MREA’s 2015 Policy Priorities: Defend and Expand Opportunities for Distributed Renewable Energy

Policy & Advocacy
Net Metering: Fair Credit for Clean Energy Broadly distributed around Montana are more than 1,000 solar arrays, small wind turbines and micro hydro projects that provide power to homes, businesses, schools, farms and ranches. When the wind is blowing or the sun is shining and these generators produce more energy than the owner is using, the extra electrons flow onto the power grid and are sold by the utility to neighboring customers. Montana law guarantees that renewable energy system owners get full credit on their power bill for each kilowatt-hour of clean energy they provide to the utility. That’s fair. Let’s keep it that way. Why are Utilities Putting up Barriers to Rooftop Solar? Renewable energy is helping Montana families and businesses take charge of their energy costs like never…
Read More
Solar “Just Made Sense” for Bitter Root Brewery in Hamilton

Solar “Just Made Sense” for Bitter Root Brewery in Hamilton

Rooftop Solar
According to Jason Goeltz, general manager of Bitter Root Brewery in Hamilton, Montana, the decision to install a 10 kilowatt solar array on the roof last spring was a natural reflection of the brewery's commitment to sustainability – and a prudent financial move as well. "Sustainability is a significant driving motivator for many of our business decisions," explains Goeltz. With sustainability in mind, the brewery has recently cut back on packaging of its 22 ounce glass bottles and is transitioning to aluminum cans. They will soon be installing an electric vehicle charging station onsite. Given the abundance of sunshine in the Bitterroot Valley, the solar array "just made sense," says Goeltz. The economics of solar didn’t hurt, either. The solar array helps to shield the brewery from rising energy costs, and…
Read More
Solar-Squared for Low-Income Housing Complex in Havre

Solar-Squared for Low-Income Housing Complex in Havre

Rooftop Solar
Residents of the low-income Hill View Apartments in Havre, Montana will soon be enjoying double the benefits of solar energy: solar photovoltaic panels and solar thermal collectors will work side-by-side to produce electricity and hot water for the 52-unit complex. The new solar arrays are part of a complete renovation of the complex with an eye toward energy efficiency, including added insulation and new windows and boilers. The project also features construction of a new, energy-efficient community building, which includes meeting rooms, laundry facilities, and a Head Start school and playground. The project was developed by MT Preservation HV LLLP, a partnership which includes HomeWORD, a nonprofit developer of affordable and sustainable housing headquartered in Missoula, and GMD Development of Seattle. Hill View is one of five low-income housing complexes…
Read More
Emerson Center for Arts and Culture Cuts Power Bills with New Solar Array

Emerson Center for Arts and Culture Cuts Power Bills with New Solar Array

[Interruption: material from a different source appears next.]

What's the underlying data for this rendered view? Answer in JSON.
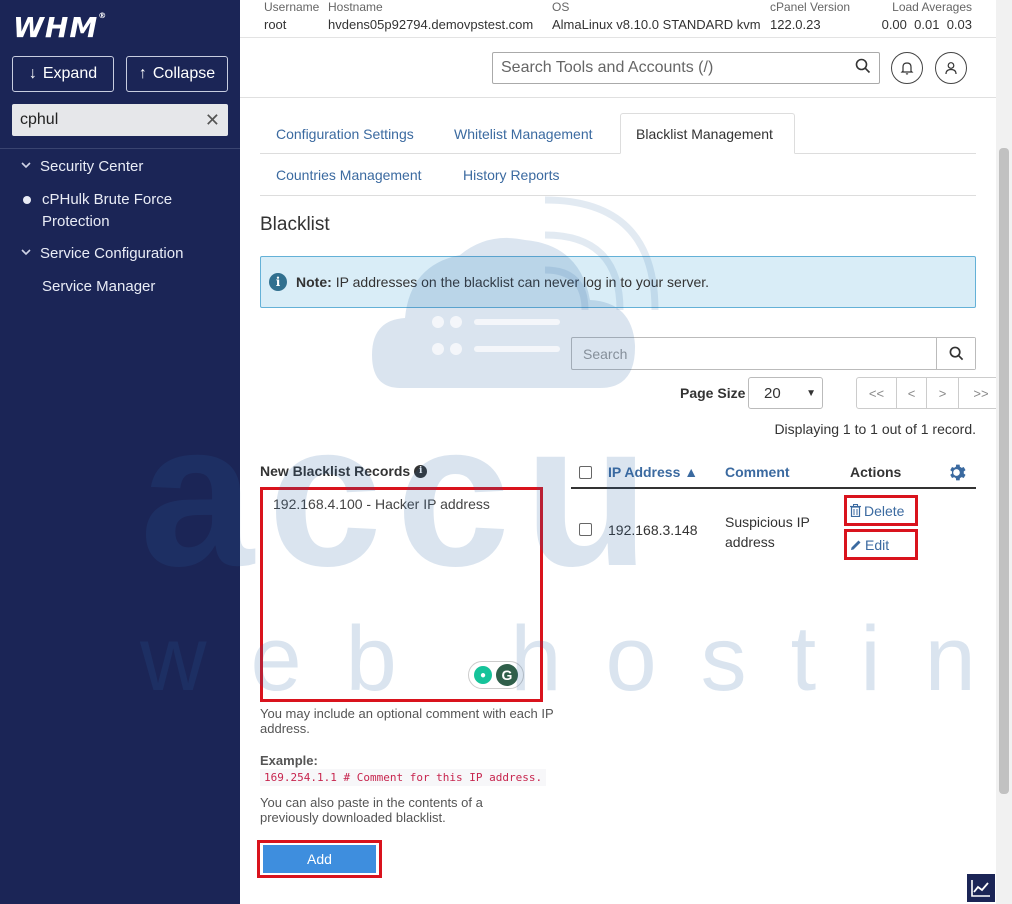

Rooftop Solar
The Emerson Center for Arts and Culture, a nonprofit community arts center housed in a 96-year-old former elementary school in Bozeman, now boasts a very modern element on its roof: a 30 kilowatt solar array, the largest in the Bozeman city limits. The solar array is net metered, meaning that when it produces more clean energy than the building needs, the excess flows onto the electric grid and the Emerson Center receives a credit on its power bill. Those bill savings are fed directly back into the Emerson Center’s programs: it houses art galleries, event spaces, and a large theater, and hosts scores of classes, workshops, events and performances each year. The Emerson Center’s new solar array was funded by longtime Emerson Center supporter and renewable energy advocate Tim Crawford. Bozeman…
Read More
Billings Public Library solar array: "A gamble with no losing side"

Billings Public Library solar array: "A gamble with no losing side"

Community Scale, Rooftop Solar
The brand-new Billings Public Library, which opened in January 2014, features on its roof a 30 kilowatt solar photovoltaic array installed by MREA member business Bozeman Green Build. The solar array is net metered, meaning that when the solar panels produce more electricity than is needed in the building at any given moment, the excess power flows out onto the grid and the city receives a credit on its power bill for the library. The array was funded in part by a Universal Systems Benefit grant from NorthWestern Energy. The solar array was incorporated into the new library building with the intent of achieving LEED Gold certification. LEED, which stands for Leadership in Energy and Environmental Design, is the most widely used green building certification program worldwide. The solar array…
Read More